Lastly, a concession that the assessment of other properties was relevant (in the absence of any claim of discrimination, cf. Continental Paper Co. v. Ridgefield Pk. , 122 N.J. Super. 446 (App. Div.), certif. den. 63 N.J. 328 (1973)), would relate to interpretation of a statute, an area as to which a stipulation is impermissible. See Fivehouse v. Passaic Valley Water Comm'n , 127 N.J. Super. 451, 457-458 (App. Div.), certif. den. 65 N.J. 565 (1974); Tibbs v. Boemi , 109 N.J. Super. 200, 204 (App. Div.), aff'd 55 N.J. 531 (1970). Indeed, in matters of law, especially of public law, the court is never foreclosed by the silence or stipulation of the litigants. Nolan v. Witkowski , 56 N.J. Super. 480, 501 (App. Div. 1959), aff'd 32 N.J. 426 (1960). For these reasons, reliance by the Division on the alleged stipulation was erroneous.
There remains the interpretation and application of the statute providing for determination of "roll-back" taxes pursuant to N.J.S.A. 54:4-23.8. As we have said above, the first step in the process is that the assessor shall ascertain "(a) The full and fair value of such land under the valuation standard applicable to other land in the taxing district; * * *." The taxpayers, in their appeal to the Division, offered no testimony with respect to the "full and fair

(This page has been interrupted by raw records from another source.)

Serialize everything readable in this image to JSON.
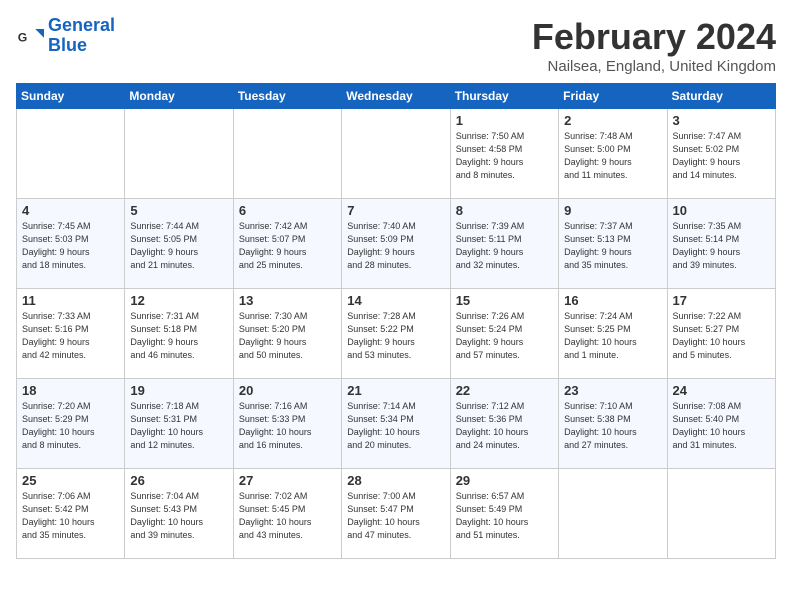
{
  "logo": {
    "line1": "General",
    "line2": "Blue"
  },
  "title": "February 2024",
  "location": "Nailsea, England, United Kingdom",
  "weekdays": [
    "Sunday",
    "Monday",
    "Tuesday",
    "Wednesday",
    "Thursday",
    "Friday",
    "Saturday"
  ],
  "weeks": [
    [
      {
        "day": "",
        "info": ""
      },
      {
        "day": "",
        "info": ""
      },
      {
        "day": "",
        "info": ""
      },
      {
        "day": "",
        "info": ""
      },
      {
        "day": "1",
        "info": "Sunrise: 7:50 AM\nSunset: 4:58 PM\nDaylight: 9 hours\nand 8 minutes."
      },
      {
        "day": "2",
        "info": "Sunrise: 7:48 AM\nSunset: 5:00 PM\nDaylight: 9 hours\nand 11 minutes."
      },
      {
        "day": "3",
        "info": "Sunrise: 7:47 AM\nSunset: 5:02 PM\nDaylight: 9 hours\nand 14 minutes."
      }
    ],
    [
      {
        "day": "4",
        "info": "Sunrise: 7:45 AM\nSunset: 5:03 PM\nDaylight: 9 hours\nand 18 minutes."
      },
      {
        "day": "5",
        "info": "Sunrise: 7:44 AM\nSunset: 5:05 PM\nDaylight: 9 hours\nand 21 minutes."
      },
      {
        "day": "6",
        "info": "Sunrise: 7:42 AM\nSunset: 5:07 PM\nDaylight: 9 hours\nand 25 minutes."
      },
      {
        "day": "7",
        "info": "Sunrise: 7:40 AM\nSunset: 5:09 PM\nDaylight: 9 hours\nand 28 minutes."
      },
      {
        "day": "8",
        "info": "Sunrise: 7:39 AM\nSunset: 5:11 PM\nDaylight: 9 hours\nand 32 minutes."
      },
      {
        "day": "9",
        "info": "Sunrise: 7:37 AM\nSunset: 5:13 PM\nDaylight: 9 hours\nand 35 minutes."
      },
      {
        "day": "10",
        "info": "Sunrise: 7:35 AM\nSunset: 5:14 PM\nDaylight: 9 hours\nand 39 minutes."
      }
    ],
    [
      {
        "day": "11",
        "info": "Sunrise: 7:33 AM\nSunset: 5:16 PM\nDaylight: 9 hours\nand 42 minutes."
      },
      {
        "day": "12",
        "info": "Sunrise: 7:31 AM\nSunset: 5:18 PM\nDaylight: 9 hours\nand 46 minutes."
      },
      {
        "day": "13",
        "info": "Sunrise: 7:30 AM\nSunset: 5:20 PM\nDaylight: 9 hours\nand 50 minutes."
      },
      {
        "day": "14",
        "info": "Sunrise: 7:28 AM\nSunset: 5:22 PM\nDaylight: 9 hours\nand 53 minutes."
      },
      {
        "day": "15",
        "info": "Sunrise: 7:26 AM\nSunset: 5:24 PM\nDaylight: 9 hours\nand 57 minutes."
      },
      {
        "day": "16",
        "info": "Sunrise: 7:24 AM\nSunset: 5:25 PM\nDaylight: 10 hours\nand 1 minute."
      },
      {
        "day": "17",
        "info": "Sunrise: 7:22 AM\nSunset: 5:27 PM\nDaylight: 10 hours\nand 5 minutes."
      }
    ],
    [
      {
        "day": "18",
        "info": "Sunrise: 7:20 AM\nSunset: 5:29 PM\nDaylight: 10 hours\nand 8 minutes."
      },
      {
        "day": "19",
        "info": "Sunrise: 7:18 AM\nSunset: 5:31 PM\nDaylight: 10 hours\nand 12 minutes."
      },
      {
        "day": "20",
        "info": "Sunrise: 7:16 AM\nSunset: 5:33 PM\nDaylight: 10 hours\nand 16 minutes."
      },
      {
        "day": "21",
        "info": "Sunrise: 7:14 AM\nSunset: 5:34 PM\nDaylight: 10 hours\nand 20 minutes."
      },
      {
        "day": "22",
        "info": "Sunrise: 7:12 AM\nSunset: 5:36 PM\nDaylight: 10 hours\nand 24 minutes."
      },
      {
        "day": "23",
        "info": "Sunrise: 7:10 AM\nSunset: 5:38 PM\nDaylight: 10 hours\nand 27 minutes."
      },
      {
        "day": "24",
        "info": "Sunrise: 7:08 AM\nSunset: 5:40 PM\nDaylight: 10 hours\nand 31 minutes."
      }
    ],
    [
      {
        "day": "25",
        "info": "Sunrise: 7:06 AM\nSunset: 5:42 PM\nDaylight: 10 hours\nand 35 minutes."
      },
      {
        "day": "26",
        "info": "Sunrise: 7:04 AM\nSunset: 5:43 PM\nDaylight: 10 hours\nand 39 minutes."
      },
      {
        "day": "27",
        "info": "Sunrise: 7:02 AM\nSunset: 5:45 PM\nDaylight: 10 hours\nand 43 minutes."
      },
      {
        "day": "28",
        "info": "Sunrise: 7:00 AM\nSunset: 5:47 PM\nDaylight: 10 hours\nand 47 minutes."
      },
      {
        "day": "29",
        "info": "Sunrise: 6:57 AM\nSunset: 5:49 PM\nDaylight: 10 hours\nand 51 minutes."
      },
      {
        "day": "",
        "info": ""
      },
      {
        "day": "",
        "info": ""
      }
    ]
  ]
}
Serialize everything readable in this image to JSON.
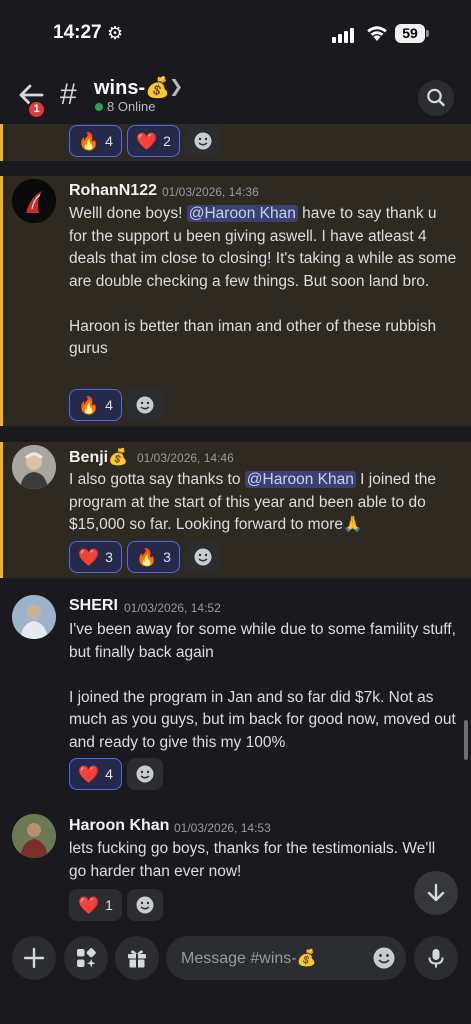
{
  "status_bar": {
    "time": "14:27",
    "battery": "59"
  },
  "header": {
    "back_badge": "1",
    "channel_name": "wins-💰",
    "online": "8 Online",
    "icons": [
      "back-arrow-icon",
      "hash-icon",
      "chevron-right-icon",
      "search-icon"
    ]
  },
  "partial_message": {
    "reactions": [
      {
        "emoji": "🔥",
        "count": "4"
      },
      {
        "emoji": "❤️",
        "count": "2"
      }
    ]
  },
  "messages": [
    {
      "author": "RohanN122",
      "timestamp": "01/03/2026, 14:36",
      "text_before": "Welll done boys! ",
      "mention": "@Haroon Khan",
      "text_after": "  have to say thank u for the support u been giving aswell. I have atleast 4 deals that im close to closing! It's taking a while as some are double checking a few things. But soon land bro.\n\nHaroon is better than iman and other of these rubbish gurus",
      "reactions": [
        {
          "emoji": "🔥",
          "count": "4"
        }
      ]
    },
    {
      "author": "Benji💰",
      "timestamp": "01/03/2026, 14:46",
      "text_before": "I also gotta say thanks to ",
      "mention": "@Haroon Khan",
      "text_after": " I joined the program at the start of this year and been able to do $15,000 so far. Looking forward to more🙏",
      "reactions": [
        {
          "emoji": "❤️",
          "count": "3"
        },
        {
          "emoji": "🔥",
          "count": "3"
        }
      ]
    },
    {
      "author": "SHERI",
      "timestamp": "01/03/2026, 14:52",
      "text": "I've been away for some while due to some famility stuff, but finally back again\n\nI joined the program in Jan and so far did $7k. Not as much as you guys, but im back for good now, moved out and ready to give this my 100%",
      "reactions": [
        {
          "emoji": "❤️",
          "count": "4"
        }
      ]
    },
    {
      "author": "Haroon Khan",
      "timestamp": "01/03/2026, 14:53",
      "text": "lets fucking go boys, thanks for the testimonials. We'll go harder than ever now!",
      "reactions": [
        {
          "emoji": "❤️",
          "count": "1"
        }
      ]
    }
  ],
  "composer": {
    "placeholder": "Message #wins-💰",
    "icons": [
      "plus-icon",
      "apps-icon",
      "gift-icon",
      "emoji-icon",
      "microphone-icon"
    ]
  },
  "colors": {
    "accent": "#5865f2",
    "highlight_bar": "#f0b232",
    "online": "#23a55a",
    "badge": "#e03b3f"
  }
}
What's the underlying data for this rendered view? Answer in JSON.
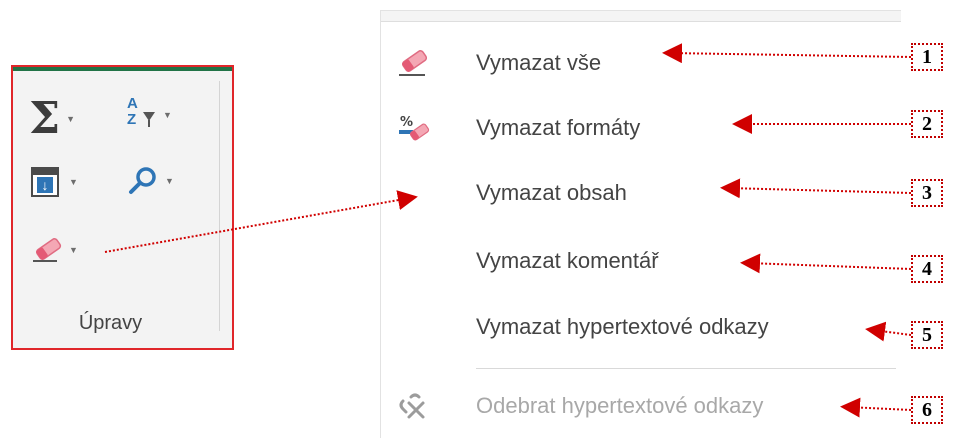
{
  "ribbon": {
    "group_label": "Úpravy",
    "buttons": [
      {
        "icon": "autosum-icon"
      },
      {
        "icon": "sort-filter-icon"
      },
      {
        "icon": "fill-icon"
      },
      {
        "icon": "find-select-icon"
      },
      {
        "icon": "eraser-icon"
      }
    ]
  },
  "menu": {
    "items": [
      {
        "label": "Vymazat vše",
        "icon": "eraser-icon",
        "disabled": false
      },
      {
        "label": "Vymazat formáty",
        "icon": "clear-formats-icon",
        "disabled": false
      },
      {
        "label": "Vymazat obsah",
        "icon": "",
        "disabled": false
      },
      {
        "label": "Vymazat komentář",
        "icon": "",
        "disabled": false
      },
      {
        "label": "Vymazat hypertextové odkazy",
        "icon": "",
        "disabled": false
      },
      {
        "label": "Odebrat hypertextové odkazy",
        "icon": "remove-hyperlink-icon",
        "disabled": true
      }
    ]
  },
  "callouts": [
    "1",
    "2",
    "3",
    "4",
    "5",
    "6"
  ],
  "colors": {
    "border": "#e0262a",
    "callout": "#c00000",
    "accent": "#217346"
  }
}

value" of the land, its expert expressly stating that he made no study of comparable sales though he did make a comparison of the assessed value and its true value. Thus the Division judge recognized that the taxpayers had not prepared their case "according to value." Likewise in his decision, the judge made no findings or even allusion with respect to the "full and fair value" of the land. Rather his decision is directed to the alleged admission that if the subject property had never become farmland it would still be assessed at $3,000 an acre. On that basis a judgment substantially to that effect was entered.
The concept of "full and fair value," as contained in the statute, is the same as that traditionally applied in the assessment of property, i.e. , the fair market value. Cf. N.J.S.A. 54:4-2.25; Delaware, Lackawanna and Western R.R. Co. v. Neeld , 23 N.J. 561, 569 (1957); Gibraltar Corrugated Paper Co. v. North Bergen Tp. , 20 N.J. 213, 218 (1955), which, in turn, is defined as the price a willing buyer would pay a willing seller. New Brunswick v. Div. of Tax Appeals , 39 N.J. 537, 543 (1963); Humble Oil Co. v. Englewood Cliffs , 135 N.J. Super. 26, 31 ...